Social media giant Facebook is said to be in talks with firms, including Visa and Mastercard, to support and fund its planned fiat-backed cryptocurrency.
A Thursday report from The Wall Street Journal, citing “people familiar with the matter,” said that Facebook has been working for over a year now to launch a stablecoin-based payments platform. The effort, internally called “Project Libra,” is aimed at development of a cryptocurrency enabling the firm’s billions of users send money to each other, as well as make online purchases.
Along with Visa and Mastercard, Facebook has also reportedly talked with financial services firm First Data Corp. in order to raise about $1 billion in total as collateral for the stablecoin to buffer it against volatility.
The social media giant is also in discussions with e-commerce companies, also to raise funds, and to gain support and acceptance for the planned stablecoin, according to the report. Facebook may also pay users in the digital currency for viewing ads, as well as allow advertisers to accept the token for merchandise and subsequently pay for more ads with it.
There’s more, too. Notably, Facebook is said to be aiming to eliminate the swipe and card processing fees, generally around 2–3 percent, paid by merchants on every transaction to banks and payments processors and networks. “If it succeeds, the project threatens the card networks’ dominance over global payments,” the WSJ says.
Last December, reports suggested the social media giant may first focus on the Indian market to let users transfer money via the fiat-pegged cryptocurrency on WhatsApp, the messaging app Facebook acquired in 2014.
Barclays analyst Ross Sandler recently estimated that Facebook’s cryptocurrency project could yield anywhere from $3 billion to $19 billion in additional revenue by 2021.
The firm set up its blockchain division in May 2018, purportedly to explore the technology. Since then, the company has been expanding its blockchain team with new hires. It currently has around 22 open positions related to blockchain, including legal experts, data engineers, marketing managers and more.

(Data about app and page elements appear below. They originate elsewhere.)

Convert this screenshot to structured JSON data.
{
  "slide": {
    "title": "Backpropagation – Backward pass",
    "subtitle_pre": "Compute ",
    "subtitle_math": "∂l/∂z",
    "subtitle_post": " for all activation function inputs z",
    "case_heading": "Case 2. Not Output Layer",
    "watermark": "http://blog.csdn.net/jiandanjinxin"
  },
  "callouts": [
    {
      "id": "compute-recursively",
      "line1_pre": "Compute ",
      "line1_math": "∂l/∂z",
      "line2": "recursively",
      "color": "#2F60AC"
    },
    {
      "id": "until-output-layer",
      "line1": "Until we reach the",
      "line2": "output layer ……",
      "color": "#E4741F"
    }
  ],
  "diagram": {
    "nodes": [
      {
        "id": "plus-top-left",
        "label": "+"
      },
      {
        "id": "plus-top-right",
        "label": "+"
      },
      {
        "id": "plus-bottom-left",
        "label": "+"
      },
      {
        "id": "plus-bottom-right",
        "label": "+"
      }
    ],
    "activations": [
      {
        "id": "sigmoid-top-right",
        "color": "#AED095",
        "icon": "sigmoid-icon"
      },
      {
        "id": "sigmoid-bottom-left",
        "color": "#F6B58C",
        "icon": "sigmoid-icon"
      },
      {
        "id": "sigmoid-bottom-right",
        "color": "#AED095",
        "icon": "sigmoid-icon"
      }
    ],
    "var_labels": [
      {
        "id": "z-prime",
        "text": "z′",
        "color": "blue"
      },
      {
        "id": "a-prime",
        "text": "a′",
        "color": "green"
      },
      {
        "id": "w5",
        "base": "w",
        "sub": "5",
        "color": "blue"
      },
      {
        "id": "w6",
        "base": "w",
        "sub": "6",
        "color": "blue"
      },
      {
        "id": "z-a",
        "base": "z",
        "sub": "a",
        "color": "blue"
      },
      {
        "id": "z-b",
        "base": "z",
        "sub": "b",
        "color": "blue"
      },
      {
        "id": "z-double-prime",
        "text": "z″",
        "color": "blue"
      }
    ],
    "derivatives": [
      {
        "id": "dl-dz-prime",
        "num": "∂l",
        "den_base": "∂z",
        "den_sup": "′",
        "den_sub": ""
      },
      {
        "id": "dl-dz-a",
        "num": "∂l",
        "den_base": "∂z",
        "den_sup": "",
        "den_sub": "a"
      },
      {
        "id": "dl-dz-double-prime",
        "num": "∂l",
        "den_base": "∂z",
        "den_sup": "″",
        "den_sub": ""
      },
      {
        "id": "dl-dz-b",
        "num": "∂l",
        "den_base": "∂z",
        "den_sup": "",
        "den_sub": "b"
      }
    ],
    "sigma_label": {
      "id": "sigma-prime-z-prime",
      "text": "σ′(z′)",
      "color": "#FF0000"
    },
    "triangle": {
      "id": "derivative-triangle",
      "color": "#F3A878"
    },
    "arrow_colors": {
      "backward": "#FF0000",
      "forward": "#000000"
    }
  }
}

Earlier this year, Facebook also hired staffers from Chainspace, a startup specializing in scaling blockchains via a process known as sharding.
Facebook image via Shutterstock
Let’s block ads! (Why?)